The NHRA has issued the change in collaboration with professional race teams on the circuit. “The board members of the Professional Racers Owners Organization (PRO) wholeheartedly and unanimously support this decision,” said its president Kenny Bernstein. “We want to thank NHRA for listening to our input and suggestions to incorporate these changes. It is not lost on any of us that this constitutes a change in our history of running a quarter-mile, but it’s the most immediate adjustment we can make in the interest of safety, which is foremost on everyone’s mind. This may be a temporary change and we recognize it is not the total answer. We will continue to work hand in hand with NHRA to evaluate other methods of making Top Fuel and Funny Car competition safer so that we might return to our quarter-mile racing standard.
The NHRA feels that the change will help in a dual manner—to allow time to analyze and implement changes in safety procedures, while still allowing fans to see the nitro-fueled cars race at near 300mph speeds.
Posted by Chismillionaire at 10:37 AM
Posted by gjblass at 10:34 AM
Last week I reported on a story that saw a new bill passed in Hawaii making it mandatory for every new home to have their hot water powered by solar panels.
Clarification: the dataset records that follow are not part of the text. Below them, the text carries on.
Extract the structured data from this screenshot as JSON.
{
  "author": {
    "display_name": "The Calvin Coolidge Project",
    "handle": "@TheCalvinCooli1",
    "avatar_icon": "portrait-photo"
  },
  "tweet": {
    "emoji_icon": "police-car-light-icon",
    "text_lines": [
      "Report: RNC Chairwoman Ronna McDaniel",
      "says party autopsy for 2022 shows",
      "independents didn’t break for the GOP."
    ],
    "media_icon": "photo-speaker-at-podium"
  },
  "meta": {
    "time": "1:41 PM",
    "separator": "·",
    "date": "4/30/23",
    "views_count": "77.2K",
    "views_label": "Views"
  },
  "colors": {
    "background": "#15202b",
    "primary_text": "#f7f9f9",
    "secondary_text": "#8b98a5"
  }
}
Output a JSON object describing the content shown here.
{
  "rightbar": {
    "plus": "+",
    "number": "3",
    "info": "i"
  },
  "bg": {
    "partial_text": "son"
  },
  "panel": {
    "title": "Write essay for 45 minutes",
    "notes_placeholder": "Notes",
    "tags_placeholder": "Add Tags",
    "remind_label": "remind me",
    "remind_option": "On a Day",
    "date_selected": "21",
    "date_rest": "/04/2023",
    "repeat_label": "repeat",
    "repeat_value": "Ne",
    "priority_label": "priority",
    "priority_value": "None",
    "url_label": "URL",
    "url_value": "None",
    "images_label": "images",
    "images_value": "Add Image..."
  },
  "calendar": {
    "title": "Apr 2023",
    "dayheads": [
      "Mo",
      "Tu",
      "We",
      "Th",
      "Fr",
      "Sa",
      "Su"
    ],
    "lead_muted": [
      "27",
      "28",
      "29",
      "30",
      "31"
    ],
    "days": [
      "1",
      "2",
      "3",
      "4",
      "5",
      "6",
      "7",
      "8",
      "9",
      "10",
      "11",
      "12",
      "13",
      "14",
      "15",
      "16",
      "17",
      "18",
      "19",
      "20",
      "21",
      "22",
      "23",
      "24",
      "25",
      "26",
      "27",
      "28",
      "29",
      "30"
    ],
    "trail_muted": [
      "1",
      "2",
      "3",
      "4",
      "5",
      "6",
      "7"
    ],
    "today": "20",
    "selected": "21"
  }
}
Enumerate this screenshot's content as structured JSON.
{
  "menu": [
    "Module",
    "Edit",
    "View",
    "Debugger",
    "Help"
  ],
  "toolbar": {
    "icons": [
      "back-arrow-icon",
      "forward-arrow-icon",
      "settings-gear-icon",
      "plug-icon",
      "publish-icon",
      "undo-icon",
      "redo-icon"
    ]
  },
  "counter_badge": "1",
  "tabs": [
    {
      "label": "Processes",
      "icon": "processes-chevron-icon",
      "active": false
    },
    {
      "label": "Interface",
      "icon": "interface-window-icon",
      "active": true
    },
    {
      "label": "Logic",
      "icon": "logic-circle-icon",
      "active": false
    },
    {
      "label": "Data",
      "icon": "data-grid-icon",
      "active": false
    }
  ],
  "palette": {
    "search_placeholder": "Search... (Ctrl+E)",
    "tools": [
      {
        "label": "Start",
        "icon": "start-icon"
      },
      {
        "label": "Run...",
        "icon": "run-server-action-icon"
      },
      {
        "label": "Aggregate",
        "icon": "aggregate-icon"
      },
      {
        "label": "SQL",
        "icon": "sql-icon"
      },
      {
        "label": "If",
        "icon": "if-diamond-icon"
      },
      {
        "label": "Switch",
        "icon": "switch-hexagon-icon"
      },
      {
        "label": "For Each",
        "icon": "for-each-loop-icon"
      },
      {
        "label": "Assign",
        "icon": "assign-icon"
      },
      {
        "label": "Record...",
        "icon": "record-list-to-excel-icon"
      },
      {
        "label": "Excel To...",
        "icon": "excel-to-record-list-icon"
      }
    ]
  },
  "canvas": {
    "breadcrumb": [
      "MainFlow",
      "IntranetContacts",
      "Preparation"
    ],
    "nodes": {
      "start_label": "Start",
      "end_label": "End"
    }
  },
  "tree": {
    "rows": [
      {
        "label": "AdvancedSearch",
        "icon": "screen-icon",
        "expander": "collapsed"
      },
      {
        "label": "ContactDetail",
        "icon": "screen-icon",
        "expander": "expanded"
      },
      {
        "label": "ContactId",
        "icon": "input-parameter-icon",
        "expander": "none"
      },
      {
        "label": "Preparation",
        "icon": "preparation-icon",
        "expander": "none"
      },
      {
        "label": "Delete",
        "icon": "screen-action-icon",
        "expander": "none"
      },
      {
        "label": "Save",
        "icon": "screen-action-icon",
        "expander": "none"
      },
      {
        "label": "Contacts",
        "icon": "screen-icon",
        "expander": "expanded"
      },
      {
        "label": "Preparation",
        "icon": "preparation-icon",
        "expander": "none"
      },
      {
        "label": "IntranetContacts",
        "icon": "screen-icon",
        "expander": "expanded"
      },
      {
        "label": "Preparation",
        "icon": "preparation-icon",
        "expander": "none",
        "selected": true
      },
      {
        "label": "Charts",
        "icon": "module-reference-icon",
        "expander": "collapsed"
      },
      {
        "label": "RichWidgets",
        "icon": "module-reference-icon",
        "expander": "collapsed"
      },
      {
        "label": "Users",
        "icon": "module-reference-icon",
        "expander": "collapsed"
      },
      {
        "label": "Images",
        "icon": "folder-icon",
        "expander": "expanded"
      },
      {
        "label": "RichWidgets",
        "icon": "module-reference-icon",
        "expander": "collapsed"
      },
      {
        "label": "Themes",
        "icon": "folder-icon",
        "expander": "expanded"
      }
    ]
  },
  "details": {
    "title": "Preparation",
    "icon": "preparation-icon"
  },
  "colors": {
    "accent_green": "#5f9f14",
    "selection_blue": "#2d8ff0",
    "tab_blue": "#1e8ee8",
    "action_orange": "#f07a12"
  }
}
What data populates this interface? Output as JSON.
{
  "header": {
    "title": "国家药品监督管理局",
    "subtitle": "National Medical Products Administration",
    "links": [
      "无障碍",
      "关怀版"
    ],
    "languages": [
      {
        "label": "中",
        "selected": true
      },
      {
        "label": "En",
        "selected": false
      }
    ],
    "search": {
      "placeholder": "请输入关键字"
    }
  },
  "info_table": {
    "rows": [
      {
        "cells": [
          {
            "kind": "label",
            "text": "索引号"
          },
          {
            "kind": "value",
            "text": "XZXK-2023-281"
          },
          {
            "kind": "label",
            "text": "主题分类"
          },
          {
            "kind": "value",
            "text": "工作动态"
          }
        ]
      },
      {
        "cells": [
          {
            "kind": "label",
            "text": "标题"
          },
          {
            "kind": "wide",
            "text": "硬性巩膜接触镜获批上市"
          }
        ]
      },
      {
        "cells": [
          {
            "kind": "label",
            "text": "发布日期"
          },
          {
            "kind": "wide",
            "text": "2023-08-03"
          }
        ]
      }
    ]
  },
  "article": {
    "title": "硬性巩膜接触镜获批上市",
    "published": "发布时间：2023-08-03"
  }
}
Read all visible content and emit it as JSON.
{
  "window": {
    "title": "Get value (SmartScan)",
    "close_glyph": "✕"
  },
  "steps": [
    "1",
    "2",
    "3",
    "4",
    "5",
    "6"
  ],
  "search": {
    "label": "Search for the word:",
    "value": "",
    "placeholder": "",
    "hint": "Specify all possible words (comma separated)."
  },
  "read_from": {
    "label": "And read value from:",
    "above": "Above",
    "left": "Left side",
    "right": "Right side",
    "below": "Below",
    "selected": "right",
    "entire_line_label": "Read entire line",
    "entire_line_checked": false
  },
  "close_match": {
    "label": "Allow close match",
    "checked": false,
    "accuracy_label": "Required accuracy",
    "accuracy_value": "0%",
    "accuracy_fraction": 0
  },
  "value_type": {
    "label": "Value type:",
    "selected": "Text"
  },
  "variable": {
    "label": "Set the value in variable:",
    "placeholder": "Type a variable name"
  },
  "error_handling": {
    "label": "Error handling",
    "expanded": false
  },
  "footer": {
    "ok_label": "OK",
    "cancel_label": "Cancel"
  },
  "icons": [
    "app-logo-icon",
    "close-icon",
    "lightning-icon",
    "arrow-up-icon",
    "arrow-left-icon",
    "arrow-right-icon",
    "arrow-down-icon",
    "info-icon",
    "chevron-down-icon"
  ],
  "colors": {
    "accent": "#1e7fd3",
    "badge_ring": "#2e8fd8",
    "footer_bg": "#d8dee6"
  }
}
Signed in to law by Governor Linda Lingle, the bill will require all single-family homes built starting 2010 to have a solar panel powering the hot water system.
However Hawaii isn’t the trend setters we may have first thought them to be.
Over at MetaEfficient.com, they have an article pointing to the fact that 90% of Israeli homes already have solar water heaters. It began in the early 1950’s when the Israeli government encountered a fuel supply shortage, and restricted the times when water could be heated. In response, the people decided that they would start heating their own water using solar panels.
By 1983, 60% of the populated were using solar panels, and a law was eventually passed making what was already a common practice a law, regulating that all new houses be installed with a solar water heater.
Following in Israel’s step though, is Spain, who towards the end of 2004 saw their Industry Minister Jose Montilla, announce that starting the following year anyone who intended to build a new home would have to include solar panels in their plans.
Already Spain is the fourth largest manufacturer of solar power technology, exporting 80% of this to Germany. A country with more sunshine available than any other European country (try and work out how they figured that one), the Spanish government is committed to ensuring 12% of their primary energy is from renewable energy sources like solar by 2010.
For those wanting to see this in action, but don’t have the money to travel to Spain or Israel or even Hawaii, there are some simple tools to use from your own computer. A jump on to Google Earth will reveal a multitude of blurry out of focus shining squares on the tops of Jerusalem’s houses. And a visit to Flickr and searching for Jerusalem or Spain plus solar power, will reveal a veritable mass of photos showing solar panels atop houses.
In this way, from the smaller states and countries, let’s hope that in time, larger countries will follow.
Solar Water Heaters Soon to be Part of the Hawaiian Landscape
Hawaii Law Requires All New Homes Install Solar Hot Water Heaters
4 Things to Consider Before Going Solar
Clean Energy Intro: Top 10 Alternative Solar Uses
Water Heaters Get Energy Star Status and Reduce Bills, Emissions
Posted by gjblass at 10:32 AM